◆ EXERCISE PROMPT:
Go through the entries below and work out how many lines include "others". Answer with the number only.

Items listed in a dataset
************

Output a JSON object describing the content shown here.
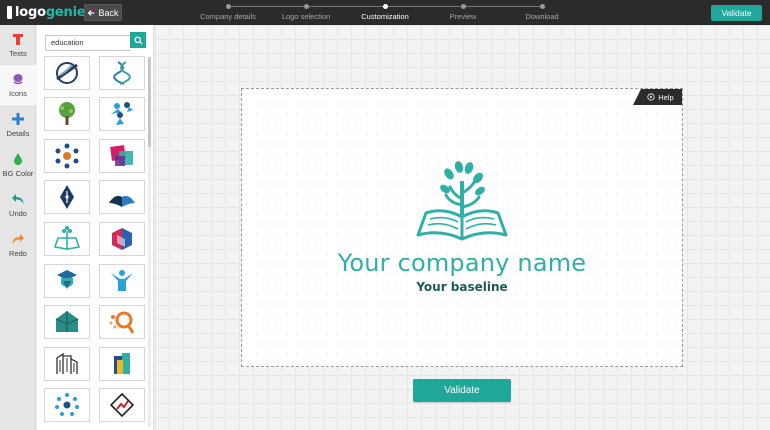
{
  "brand": {
    "part1": "logo",
    "part2": "genie",
    "color": "#1fb7a8"
  },
  "header": {
    "back_label": "Back",
    "steps": [
      {
        "label": "Company details",
        "active": false
      },
      {
        "label": "Logo selection",
        "active": false
      },
      {
        "label": "Customization",
        "active": true
      },
      {
        "label": "Preview",
        "active": false
      },
      {
        "label": "Download",
        "active": false
      }
    ],
    "validate_label": "Validate"
  },
  "tools": [
    {
      "label": "Texts",
      "icon": "text-t-icon",
      "active": false
    },
    {
      "label": "Icons",
      "icon": "icons-drop-icon",
      "active": true
    },
    {
      "label": "Details",
      "icon": "plus-icon",
      "active": false
    },
    {
      "label": "BG Color",
      "icon": "color-drop-icon",
      "active": false
    },
    {
      "label": "Undo",
      "icon": "undo-arrow-icon",
      "active": false
    },
    {
      "label": "Redo",
      "icon": "redo-arrow-icon",
      "active": false
    }
  ],
  "icon_panel": {
    "search_value": "education",
    "icons": [
      "globe-swoosh-icon",
      "dna-figure-icon",
      "green-tree-icon",
      "people-group-icon",
      "people-circle-icon",
      "color-squares-icon",
      "pen-nib-icon",
      "open-book-wave-icon",
      "book-tree-icon",
      "blue-cube-icon",
      "graduate-cap-icon",
      "raised-hands-icon",
      "house-gem-icon",
      "magnifier-dots-icon",
      "building-columns-icon",
      "stacked-books-icon",
      "dots-circle-icon",
      "diamond-chart-icon"
    ]
  },
  "canvas": {
    "help_label": "Help",
    "company_name": "Your company name",
    "baseline": "Your baseline",
    "logo_icon": "book-tree-icon",
    "accent_color": "#2fb0a6"
  },
  "footer": {
    "validate_label": "Validate"
  }
}
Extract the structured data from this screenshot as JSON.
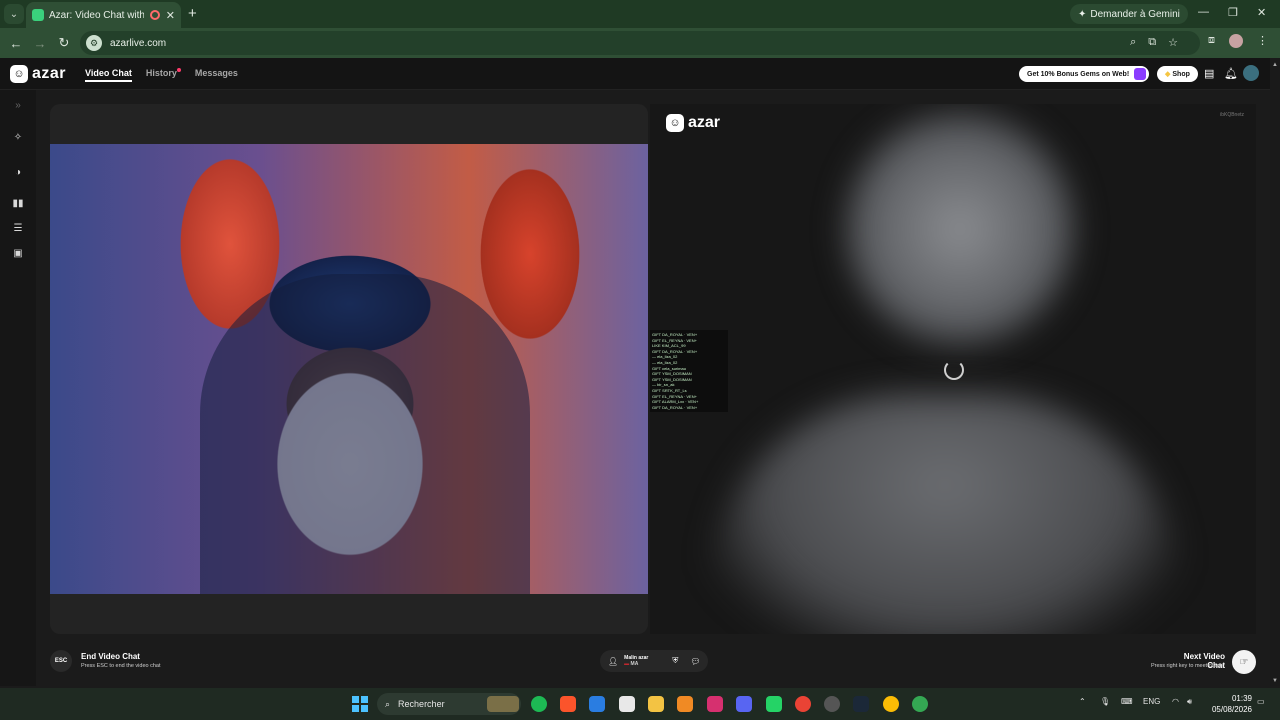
{
  "browser": {
    "tab_title": "Azar: Video Chat with New",
    "tab_close": "✕",
    "new_tab": "+",
    "gemini_label": "Demander à Gemini",
    "url": "azarlive.com",
    "minimize": "—",
    "restore": "❐",
    "close": "✕"
  },
  "app": {
    "logo_text": "azar",
    "nav": {
      "video_chat": "Video Chat",
      "history": "History",
      "messages": "Messages"
    },
    "promo": "Get 10% Bonus Gems on Web!",
    "shop": "Shop",
    "remote_logo": "azar",
    "remote_id": "ibKQBnetz",
    "end_title": "End Video Chat",
    "end_sub": "Press ESC to end the video chat",
    "esc_label": "ESC",
    "partner_name": "Malin azar",
    "partner_country": "MA",
    "next_title": "Next Video Chat",
    "next_sub": "Press right key to meet others"
  },
  "overlay_lines": [
    "GIFT  DA_ROYAL · VEN+",
    "GIFT  EL_REYNA · VEN+",
    "LIKE  KIM_ACL_99",
    "GIFT  DA_ROYAL · VEN+",
    "— ela_liza_02",
    "— ela_liza_02",
    "GIFT  cela_surimau",
    "GIFT  YSM_DOSIMAN",
    "GIFT  YSM_DOSIMAN",
    "— bir_sn_ak",
    "GIFT  SRTK_RT_Ls",
    "GIFT  EL_REYNA · VEN+",
    "GIFT  ALARM_Lxx · VEN+",
    "GIFT  DA_ROYAL · VEN+"
  ],
  "taskbar": {
    "search": "Rechercher",
    "lang": "ENG",
    "time": "01:39",
    "date": "05/08/2026"
  },
  "colors": {
    "chrome_bg": "#1f3a24",
    "accent_green": "#3ad17c",
    "app_bg": "#1b1b1b"
  }
}
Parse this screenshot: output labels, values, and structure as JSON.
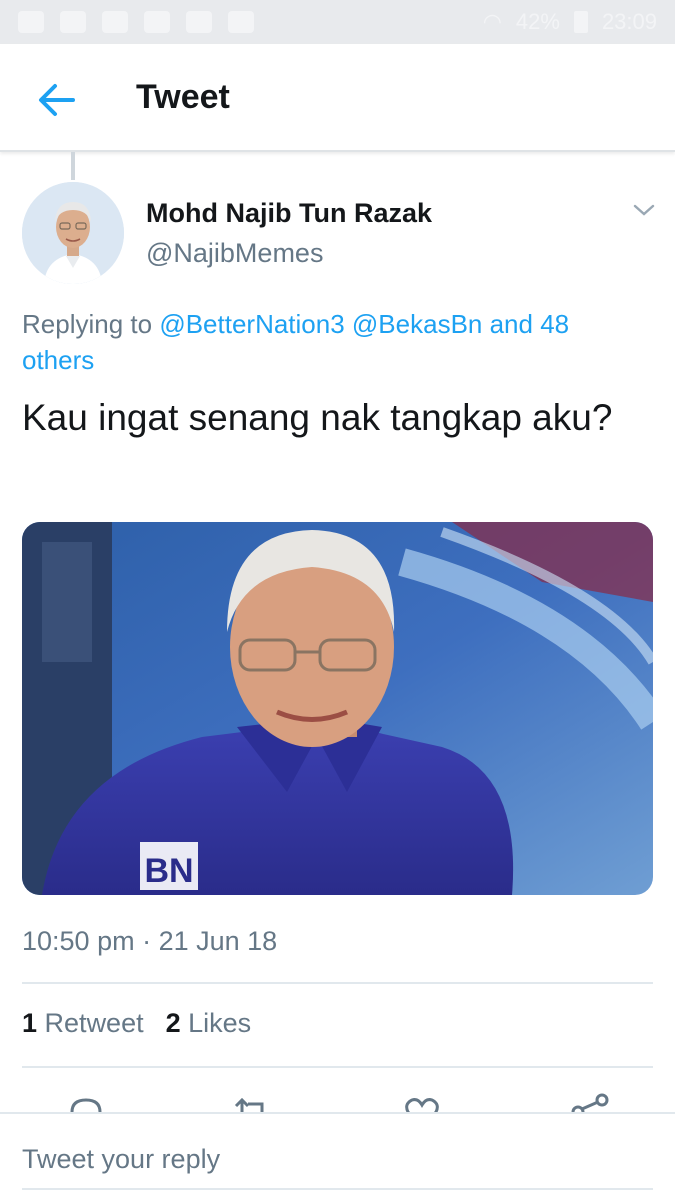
{
  "status_bar": {
    "battery": "42%",
    "time": "23:09"
  },
  "header": {
    "title": "Tweet",
    "back_icon": "arrow-left-icon"
  },
  "tweet": {
    "display_name": "Mohd Najib Tun Razak",
    "username": "@NajibMemes",
    "reply_prefix": "Replying to ",
    "reply_mentions": "@BetterNation3 @BekasBn and 48 others",
    "text": "Kau ingat senang nak tangkap aku?",
    "media_badge": "BN",
    "timestamp": "10:50 pm · 21 Jun 18",
    "retweet_count": "1",
    "retweet_label": "Retweet",
    "like_count": "2",
    "like_label": "Likes"
  },
  "reply_bar": {
    "placeholder": "Tweet your reply"
  },
  "colors": {
    "accent": "#1da1f2",
    "secondary_text": "#657786",
    "primary_text": "#14171a",
    "divider": "#e1e8ed"
  }
}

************

◆ EXERCISE RESULT:
2